There are many ways that you can structure a staffing agency. The goal is to manage your resources to profitably place qualified candidates with your clients. Your processes and employee structure impact how well you achieve that goal. Specialization of roles can help improve your agency’s performance. In this 3-part series, we’ll discuss the staffing process, staffing agency structures, and best practices.

Organizational Structures

Organizing a staffing agency can be tricky. The agency should focus on the macro steps outlined in part one of this series. Functions such as finance, HR, and marketing should support this main revenue-generating activity. An agency’s recruiting function can be structured in the following ways:

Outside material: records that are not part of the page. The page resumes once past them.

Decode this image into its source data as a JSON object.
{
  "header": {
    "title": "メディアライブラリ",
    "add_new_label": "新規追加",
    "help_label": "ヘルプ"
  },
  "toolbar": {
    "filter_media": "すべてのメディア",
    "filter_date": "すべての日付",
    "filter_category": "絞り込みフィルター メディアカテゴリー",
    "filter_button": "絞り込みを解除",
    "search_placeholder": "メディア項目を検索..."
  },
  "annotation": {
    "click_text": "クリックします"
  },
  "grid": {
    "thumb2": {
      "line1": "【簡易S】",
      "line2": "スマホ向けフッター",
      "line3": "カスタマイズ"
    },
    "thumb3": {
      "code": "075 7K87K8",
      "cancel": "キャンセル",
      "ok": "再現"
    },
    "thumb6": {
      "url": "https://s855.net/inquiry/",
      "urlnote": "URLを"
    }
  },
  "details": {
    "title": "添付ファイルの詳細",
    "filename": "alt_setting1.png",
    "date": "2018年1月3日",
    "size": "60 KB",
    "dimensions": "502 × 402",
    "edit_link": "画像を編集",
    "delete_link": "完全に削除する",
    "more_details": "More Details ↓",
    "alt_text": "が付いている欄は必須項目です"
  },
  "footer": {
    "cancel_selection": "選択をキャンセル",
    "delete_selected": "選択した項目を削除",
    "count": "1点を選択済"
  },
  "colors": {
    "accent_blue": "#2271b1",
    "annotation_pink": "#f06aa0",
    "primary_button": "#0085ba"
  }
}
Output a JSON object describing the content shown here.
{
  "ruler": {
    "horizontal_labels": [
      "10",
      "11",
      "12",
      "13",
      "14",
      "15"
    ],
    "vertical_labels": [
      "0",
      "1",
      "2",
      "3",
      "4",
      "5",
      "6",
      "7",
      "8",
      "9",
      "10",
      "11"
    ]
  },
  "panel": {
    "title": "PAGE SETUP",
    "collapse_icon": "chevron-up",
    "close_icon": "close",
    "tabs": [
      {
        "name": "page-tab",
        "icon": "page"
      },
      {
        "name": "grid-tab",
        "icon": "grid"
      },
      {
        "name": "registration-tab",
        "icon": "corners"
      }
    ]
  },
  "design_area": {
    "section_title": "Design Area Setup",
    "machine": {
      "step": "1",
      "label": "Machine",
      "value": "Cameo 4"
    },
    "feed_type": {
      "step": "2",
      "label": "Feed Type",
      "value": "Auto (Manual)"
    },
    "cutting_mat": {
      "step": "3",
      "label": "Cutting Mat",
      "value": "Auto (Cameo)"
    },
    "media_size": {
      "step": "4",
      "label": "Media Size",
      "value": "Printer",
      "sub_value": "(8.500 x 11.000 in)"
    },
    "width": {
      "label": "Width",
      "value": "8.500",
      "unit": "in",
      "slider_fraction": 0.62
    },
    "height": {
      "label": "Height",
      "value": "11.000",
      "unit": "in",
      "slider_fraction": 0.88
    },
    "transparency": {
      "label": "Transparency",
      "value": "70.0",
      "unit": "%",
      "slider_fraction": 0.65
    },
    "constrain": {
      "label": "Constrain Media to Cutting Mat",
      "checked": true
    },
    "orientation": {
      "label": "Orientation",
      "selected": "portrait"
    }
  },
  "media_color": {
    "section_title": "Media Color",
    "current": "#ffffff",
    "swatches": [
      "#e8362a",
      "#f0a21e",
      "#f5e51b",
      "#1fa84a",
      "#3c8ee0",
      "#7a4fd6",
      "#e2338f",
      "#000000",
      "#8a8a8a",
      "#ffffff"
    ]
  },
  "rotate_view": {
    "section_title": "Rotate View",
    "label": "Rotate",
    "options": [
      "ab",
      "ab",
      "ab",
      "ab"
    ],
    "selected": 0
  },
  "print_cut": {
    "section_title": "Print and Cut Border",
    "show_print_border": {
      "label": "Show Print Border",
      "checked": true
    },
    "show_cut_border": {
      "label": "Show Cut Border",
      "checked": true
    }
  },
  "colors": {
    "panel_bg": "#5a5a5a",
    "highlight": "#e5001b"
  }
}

  • 360 Degree Recruitment
  • 180 Degree Recruitment
  • Recruiter and Sourcer
360 Degree Recruitment

The concept here is that the recruiter owns the whole process. They are responsible for hunting new clients. They must qualify job orders from clients and fulfill those orders. The recruiter is also responsible for the long-term success of the candidates they place and the clients they serve. In this structure, each recruiter acts as a self-contained operating unit. They live and either thrive or struggle based on their own energy and network. The recruiter does not have a lot of oversight or guidance from management.

180 Degree Recruitment

As the name suggests, in this setup the recruiter only deals with half of the above process. They source new candidates, qualify them for the job, and guide them through the interview process. “New Business Development” and “Job Order Intake” are no longer the recruiter’s responsibility. Dedicated salespeople focus on finding new accounts, nurturing relationships, and driving new business. Account managers deal with the client and manage the job order intake process.

Recruiter and Sourcer

This structure further separates tasks and responsibilities in the agency. The recruiter becomes more specialized and the role divides into sourcer and recruiter. The sourcer is in charge of creating a long list of candidates that meet the client’s requirements. They must also conduct the initial engagement with those candidates. They pass qualified, interested candidates to the recruiter who guides them through the rest of the process. This separation of tasks allows the recruiter to focus on selling the candidate on the opportunity and preparing them to succeed in the interview and the role.

In the next and final part of this series, we’ll share best practices and recommendations based on our first-hand knowledge and our client’s experiences. 

Why Squire?

Greater Speed & Capacity

Data housekeeping is time-consuming and boring as hell! Recruiters report spending up to an hour per day just updating candidate records on their ATS. That's an hour each day that they can spend sourcing, screening and delivering instead.

Clean, Accurate Data

Even the best-trained recruiter misses things on a call. That's human nature. Squire doesn't miss anything, ensuring the information in your ATS is as accurate and complete as possible.

Consistent Conversations

Recruiters have their own style. But in order to place a candidate, you need to know about their experience in detail. Squire allows managers to preset the required information from each call, so candidate submissions are consistent and thorough.

Ramp New Hires Faster

Squire proactively prompts recruiters to probe deeper and have better conversations. Give new hires an interactive checklist, so that on their first calls they can see in real time what they still need to ask and where to lead the conversation next.